How can you reduce afterload? Reducing resistance in periphery (vasodilators, or ACE inhibitors which "disinhibit" arteriolar contraction).
What is shock the result of? Failure to adequately perfuse tissues. Less oxygen delivery (hypoxia), less clearance of waste. Tissue metabolism becomes anaerobic which produces a lot of lactic acid.
3 basic stages of shock: 1) Compensated. 2) Progressive. 3) Irreversible.
What is the first stage of shock? Compensated - compensatory mechanisms put the system in a state of (temporary) non-progression.
What is the 2nd stage of shock? Progressive - things get worse as a result of hypoperfusion and organ damage/dysfunction (but still time to help if heart gets restarted)

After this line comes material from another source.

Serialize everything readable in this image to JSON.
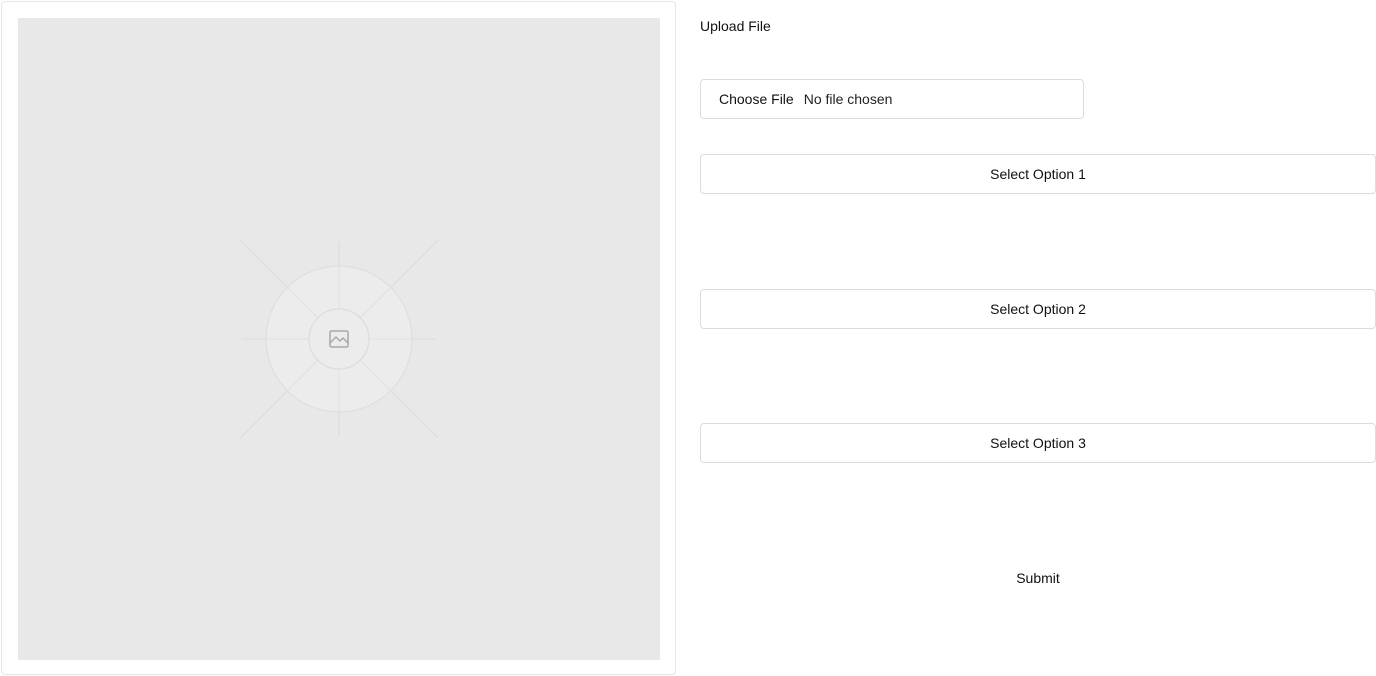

What is the 3rd stage of shock? Irreversible. You will die. Cells have been damaged to the point of no return.
Shock can result from what 4 things? 1) Obstructions in blood supply. 2) Heart problems (not enough volume/pressure being put into the system) 3) Circulatory volume problems (bleeding, V/D) 4) Blood distribution problems (peripheral vasoconstriction, etc..)
Cardiogenic shock is characterized by _____________. This happens a lot in what? Left ventricle dysfunction. Happens a lot in MI.
What are some mechanical defects that can lead to shock? Acute mitral regurgitation (large amount of reflux) or septal defects (blood flowing where it shouldn't). These reduce amount of pressure/volume available for tissue perfusion --> shock.
2 modes of treatment for patients in shock: 1) balloons inserted into aorta - rapidly inflate/deflate to effect changes in systemic pressure and flow. 2) Bypass the heart and lungs w/ a machine that oxygenates bloods and pumps it through body.
Created by: sam_melillo